Another familiar Italian name, Bulgari, is having several hundred thousand recyclable plastic bottles of hand-sanitiser gel produced to give to the country’s Civil Protection body. This initiative follows Bulgari’s recent donation of a new state-of-the-art 3D microscope to a hospital in Rome for use in Covid-19 research.
Outside Italy, Scotch-whisky distiller Loch Lomond Group, which operates one of Scotland’s largest distilleries, has donated bottles of hand sanitiser to healthcare organisations and frontline service-providers helping the vulnerable across Scotland.
US drinks group Brown-Forman is using bottling plants in Kentucky, Mexico and Canada to make hand sanitiser, but the Jack Daniels owner is also making a $1 million donation to Covid-19 response funds in America. Among the beneficiaries are organisations supporting bar and restaurant workers who have lost their jobs because of the pandemic.

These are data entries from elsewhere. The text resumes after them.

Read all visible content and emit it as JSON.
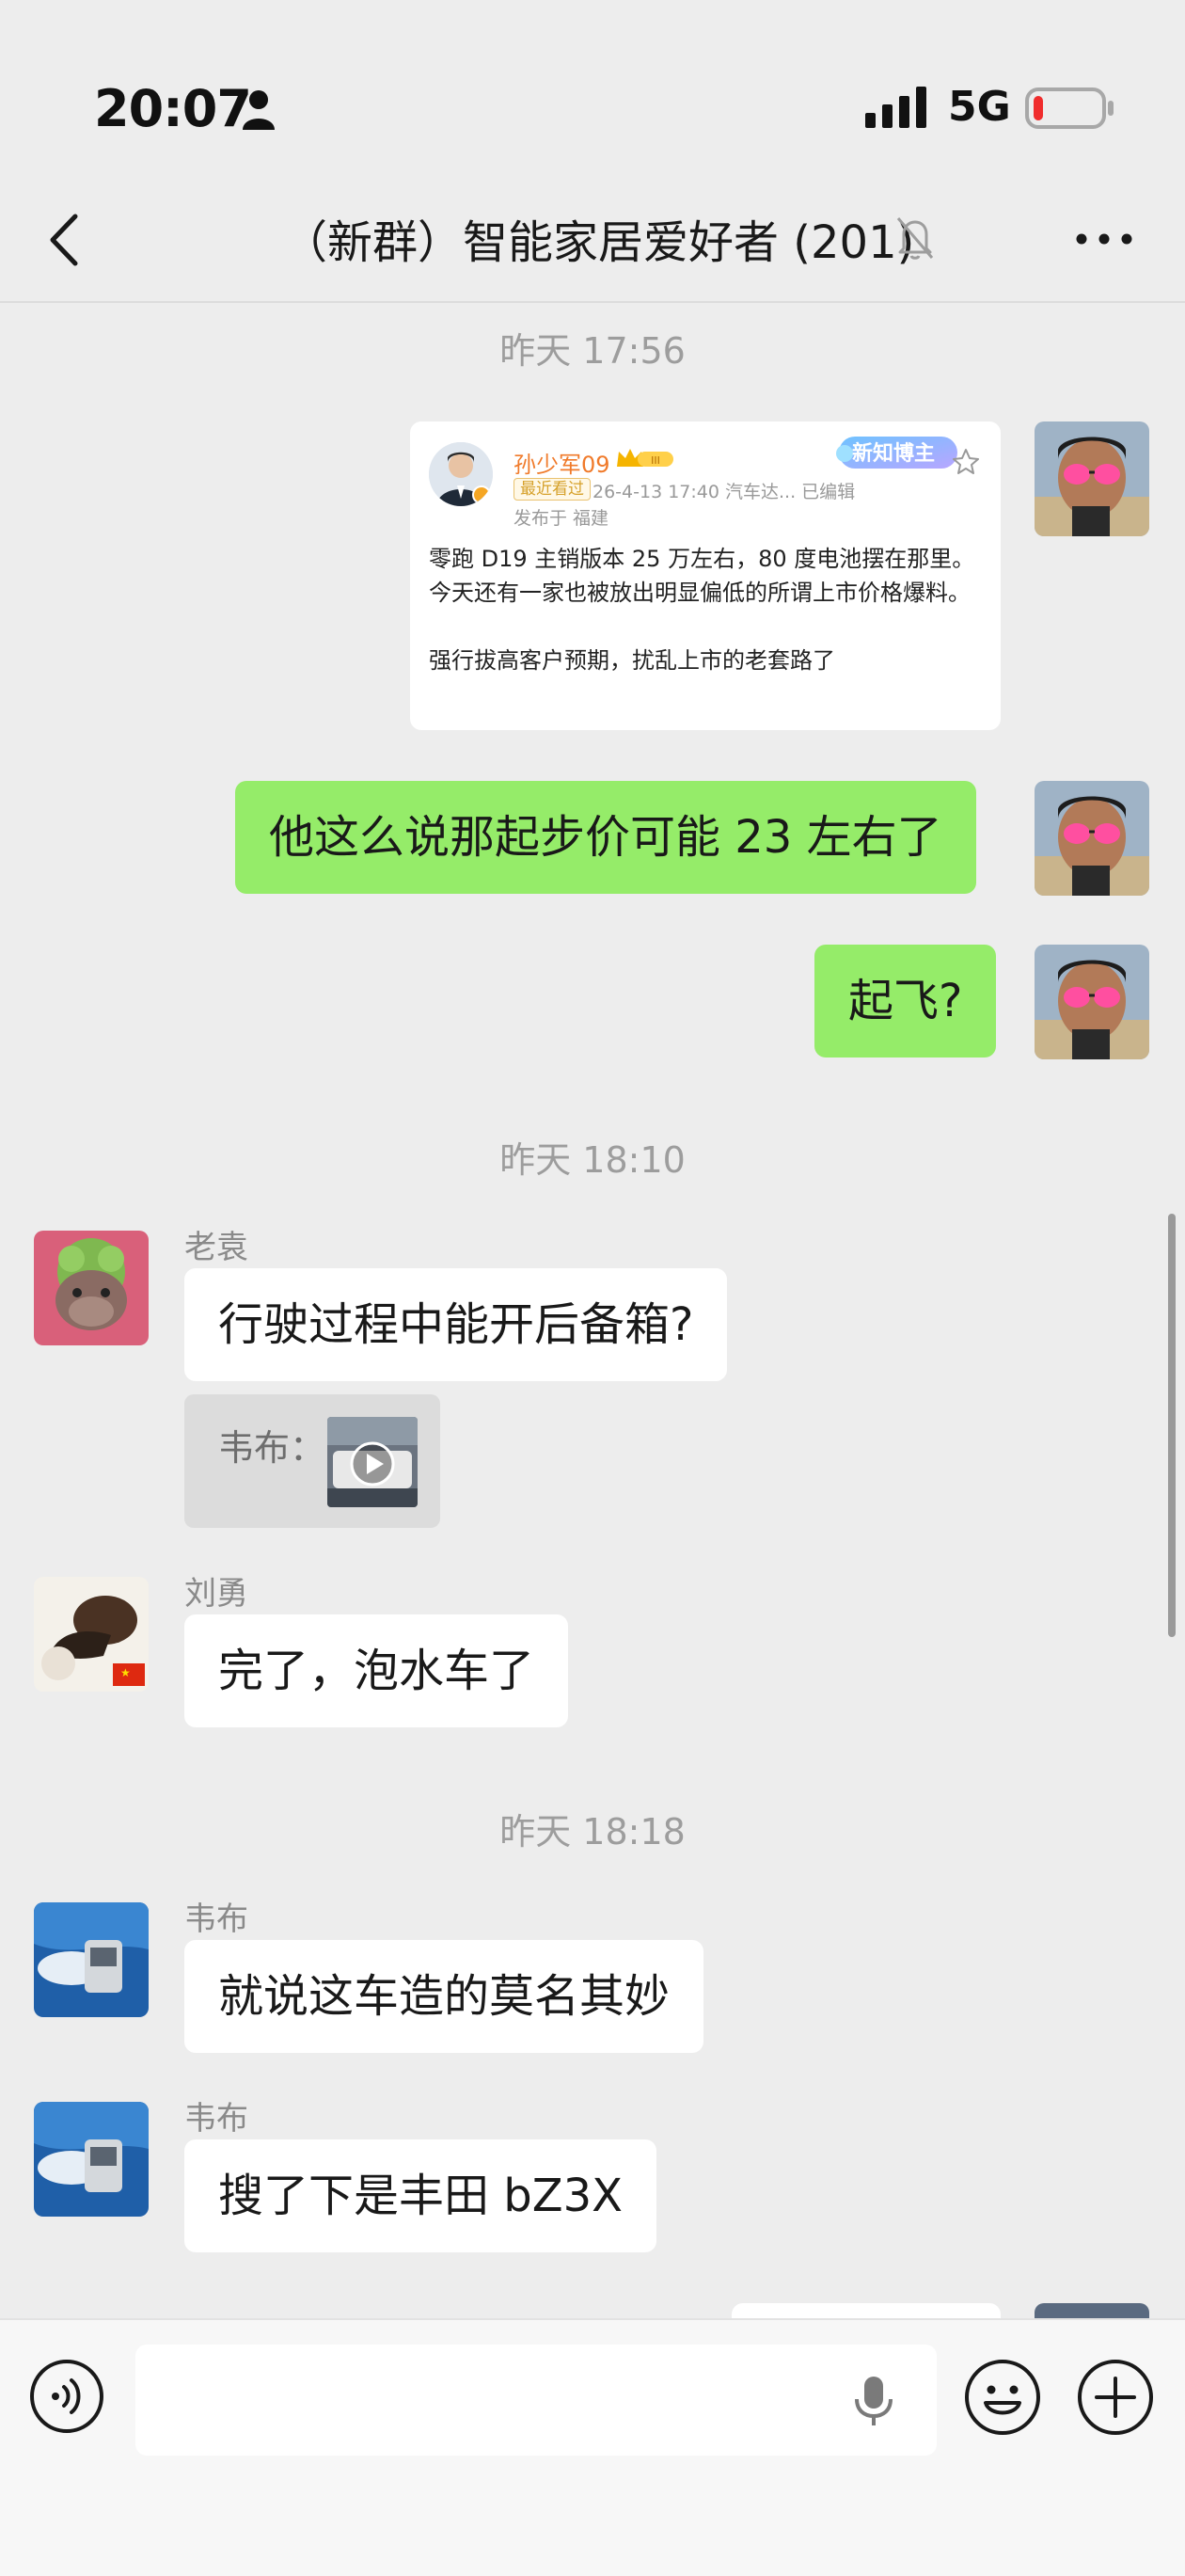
{
  "status_bar": {
    "time": "20:07",
    "network": "5G"
  },
  "header": {
    "title": "（新群）智能家居爱好者 (201)"
  },
  "messages": {
    "ts1": "昨天 17:56",
    "ts2": "昨天 18:10",
    "ts3": "昨天 18:18",
    "shared_post": {
      "author": "孙少军09",
      "badge": "新知博主",
      "tag": "最近看过",
      "meta": "26-4-13 17:40 汽车达... 已编辑",
      "location": "发布于 福建",
      "line1": "零跑 D19 主销版本 25 万左右，80 度电池摆在那里。",
      "line2": "今天还有一家也被放出明显偏低的所谓上市价格爆料。",
      "line3": "强行拔高客户预期，扰乱上市的老套路了"
    },
    "me1": "他这么说那起步价可能 23 左右了",
    "me2": "起飞?",
    "laoyuan_name": "老袁",
    "laoyuan_msg": "行驶过程中能开后备箱?",
    "quote_label": "韦布：",
    "liuyong_name": "刘勇",
    "liuyong_msg": "完了，泡水车了",
    "weibu_name1": "韦布",
    "weibu_msg1": "就说这车造的莫名其妙",
    "weibu_name2": "韦布",
    "weibu_msg2": "搜了下是丰田 bZ3X"
  },
  "input": {
    "placeholder": ""
  },
  "icons": {
    "back": "chevron-left-icon",
    "mute": "bell-slash-icon",
    "more": "ellipsis-icon",
    "voice": "voice-icon",
    "mic": "microphone-icon",
    "emoji": "emoji-icon",
    "plus": "plus-icon"
  },
  "colors": {
    "my_bubble": "#95ec69",
    "background": "#ededed"
  }
}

Skincare specialist Spongelle Beyond Cleansing, also based in the United States, is donating 5% of its online sales to the country’s Centers for Disease Control. The company has developed an antibacterial sponge, and research suggests that sponges are more effective than hand-washing in tackling infection.